Saturday, August 29, 2009

TBWCYL Day 241 - Quiet Moment

Today's task was one of remembrance, specifically that of Princess Diana. I turned off all the music and noise and just stood in my living room and remembered Di.

This was one of those "Where were you" moments. I actually remember this pretty vividly. I was 14 at the time and was staying over at my grandmother's house, as I did a lot. I had spent the Saturday watching TV late into the hours. Most likely it was a mix of TV Land and Saturday Night Live. I was sitting in the dark, only the TV for light and a news bulletin broke in saying that she had died with her boyfriend in a car accident. I had a general knowledge of her but that was about it. I must say in all honesty it didn't mean anything to me. I thought it weird to be watching the news live. It's not often you get that real time news, especially back in 1997.

So, I remembered her today, close to the anniversary of the date. She died on August 31st, 2007 right after midnight.

That is all,

Newt

7 Ripples in the pond:

Simon said...

Despite being highly cynical of the praise heaped upon her, and that she didn’t deserve the saint-like status she gained, I do remember. I had just woken up and turned on the radio on Sunday morning and heard the news.

For the record, the accident happened just after midnight Paris time, but she didn’t die in the accident: her death wasn’t reported by the hospital until 5:30 (4:30 London time). This would still have been Saturday night in the US, of course.

Girl Interrupted said...

I'm not a big fan of the royal family and other than feeling very sorry for her two boys and vaguely sad that somebody that young had been killed, her death left me unaffected. By the time they had her funeral I was heartily sick of the whole matter. I think people are becoming disaster/tragedy junkies and it makes me a bit queasy.

I found out through my Grandmother (staunch royalist) who phoned me at 6am on the Sunday morning especially to tell me. Not only did I get rudely awoken at a ridiculous hour, I then had to endure a very long lecture from her when she realised that I didn't really give two hoots :P

mo.stoneskin said...

97. I was 15. Actually we weren't a TV family, I mean I watched Match of the Day, and maybe the occasional bit of news, but that was it. I came down the following morning to find my parents glued to the TV. It was the first time I was shocked by world events. Well, apart from Iraq I think.

f8hasit said...

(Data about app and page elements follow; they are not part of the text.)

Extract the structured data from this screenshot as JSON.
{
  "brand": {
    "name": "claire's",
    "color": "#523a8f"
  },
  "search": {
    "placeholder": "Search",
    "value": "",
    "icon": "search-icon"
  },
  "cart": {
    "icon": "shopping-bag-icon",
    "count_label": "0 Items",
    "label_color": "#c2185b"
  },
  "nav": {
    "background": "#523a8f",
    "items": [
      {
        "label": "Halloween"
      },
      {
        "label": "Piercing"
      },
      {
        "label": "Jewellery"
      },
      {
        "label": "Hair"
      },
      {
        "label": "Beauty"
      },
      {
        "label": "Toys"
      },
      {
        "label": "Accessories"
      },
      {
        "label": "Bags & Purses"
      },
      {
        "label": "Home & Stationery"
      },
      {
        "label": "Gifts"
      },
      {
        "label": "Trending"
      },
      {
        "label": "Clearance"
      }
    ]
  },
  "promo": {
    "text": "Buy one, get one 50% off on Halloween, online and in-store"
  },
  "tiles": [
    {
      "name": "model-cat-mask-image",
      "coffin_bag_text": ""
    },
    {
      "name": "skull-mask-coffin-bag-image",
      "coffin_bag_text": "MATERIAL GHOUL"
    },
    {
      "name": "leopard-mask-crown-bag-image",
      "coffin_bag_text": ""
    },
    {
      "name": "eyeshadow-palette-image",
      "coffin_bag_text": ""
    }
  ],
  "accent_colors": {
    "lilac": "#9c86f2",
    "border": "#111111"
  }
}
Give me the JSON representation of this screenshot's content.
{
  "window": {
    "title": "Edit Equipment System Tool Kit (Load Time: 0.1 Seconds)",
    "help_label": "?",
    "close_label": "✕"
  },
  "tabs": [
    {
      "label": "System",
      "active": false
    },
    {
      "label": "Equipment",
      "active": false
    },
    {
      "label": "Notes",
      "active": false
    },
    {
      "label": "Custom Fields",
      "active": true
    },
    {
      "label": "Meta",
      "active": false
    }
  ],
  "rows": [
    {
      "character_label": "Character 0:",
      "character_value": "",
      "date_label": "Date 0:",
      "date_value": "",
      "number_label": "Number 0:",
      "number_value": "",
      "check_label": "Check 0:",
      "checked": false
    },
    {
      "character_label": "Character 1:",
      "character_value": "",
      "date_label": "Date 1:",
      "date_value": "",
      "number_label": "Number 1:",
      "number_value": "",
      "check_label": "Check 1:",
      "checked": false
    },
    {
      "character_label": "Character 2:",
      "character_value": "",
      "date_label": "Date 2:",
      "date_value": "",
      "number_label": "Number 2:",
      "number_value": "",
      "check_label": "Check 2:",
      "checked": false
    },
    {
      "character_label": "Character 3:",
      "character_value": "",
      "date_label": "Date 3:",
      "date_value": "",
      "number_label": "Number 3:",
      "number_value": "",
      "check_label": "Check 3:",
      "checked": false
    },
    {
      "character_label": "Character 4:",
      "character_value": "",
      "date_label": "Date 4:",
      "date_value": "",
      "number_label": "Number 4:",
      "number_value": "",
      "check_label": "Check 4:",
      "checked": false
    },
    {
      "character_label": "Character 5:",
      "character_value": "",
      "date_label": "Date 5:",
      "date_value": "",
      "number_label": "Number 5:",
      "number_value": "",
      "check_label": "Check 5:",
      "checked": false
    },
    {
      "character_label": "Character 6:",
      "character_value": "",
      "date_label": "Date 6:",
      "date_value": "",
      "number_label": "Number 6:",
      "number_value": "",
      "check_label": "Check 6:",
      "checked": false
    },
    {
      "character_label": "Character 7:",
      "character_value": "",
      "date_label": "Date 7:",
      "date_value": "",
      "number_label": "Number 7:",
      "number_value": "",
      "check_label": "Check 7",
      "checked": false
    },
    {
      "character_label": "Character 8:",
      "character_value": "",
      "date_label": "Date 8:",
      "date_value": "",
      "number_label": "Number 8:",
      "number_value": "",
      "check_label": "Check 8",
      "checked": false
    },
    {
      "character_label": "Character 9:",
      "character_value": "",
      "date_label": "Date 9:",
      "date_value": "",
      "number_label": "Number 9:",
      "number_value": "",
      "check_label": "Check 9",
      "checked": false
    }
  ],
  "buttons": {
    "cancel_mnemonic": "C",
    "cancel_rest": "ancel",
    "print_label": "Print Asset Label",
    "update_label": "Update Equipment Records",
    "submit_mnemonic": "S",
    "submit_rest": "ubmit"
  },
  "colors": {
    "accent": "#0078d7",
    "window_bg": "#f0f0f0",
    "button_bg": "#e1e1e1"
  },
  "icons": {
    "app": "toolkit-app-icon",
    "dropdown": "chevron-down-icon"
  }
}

I was heading to England for a wedding the day after Diana died. I was amazed at the amount of flowers left by her home, the notes tied to the tress, the people just standing about hugging each other in shock.

I had forgotton the date. I remember the event well, but had forgotten about the actual date. Cheers to Di.

:-)

Addy's Daddy said...

Kate, since your g-ma is a royalist, how did she feel about Diana? I know there was quite a bit of controversy that she wasn't royal herself, so I'm interested to know. Most Americans, myself included, don't quite get the whole king/queen/prince/princess thing. It may have something to do with all of that tea we dropped in the Boston harbor....

Carrie said...

I can't remember precisely where I was, (I was rather youngish.), but I can remember that suddenly her name was all I seemed to hear everytime we turned on the television. And I can remember standing in line with my mom at the super-market wondering why the same lady was on every magazine...

That's about all I got.

Simon said...

Addy’s Daddy: Most Brits don’t understand the monarchy, and most are not interested. While there are die-hard monarchists who would throw themselves off tall buildings for the Queen, the actual workings of the monarchy are very much in the background.

The media, particularly the tabloids, ‘made’ Diana. Obviously there was some interest, if the tabloids hadn’t whipped things up, things wouldn’t have developed to the embarrassing proportions they did.

As for her death and the ridiculous hype that surrounded it and her funeral, most people – certainly everyone I knew – were like Girl Interrupted: they were fed up with the way the media seemed incapable of reporting anything else for days afterwards. As you observed, she wasn’t even technically a member of the monarchy; she was more akin to a celebrity. I would guess that at least 80% of the population were heartily glad when things subsided.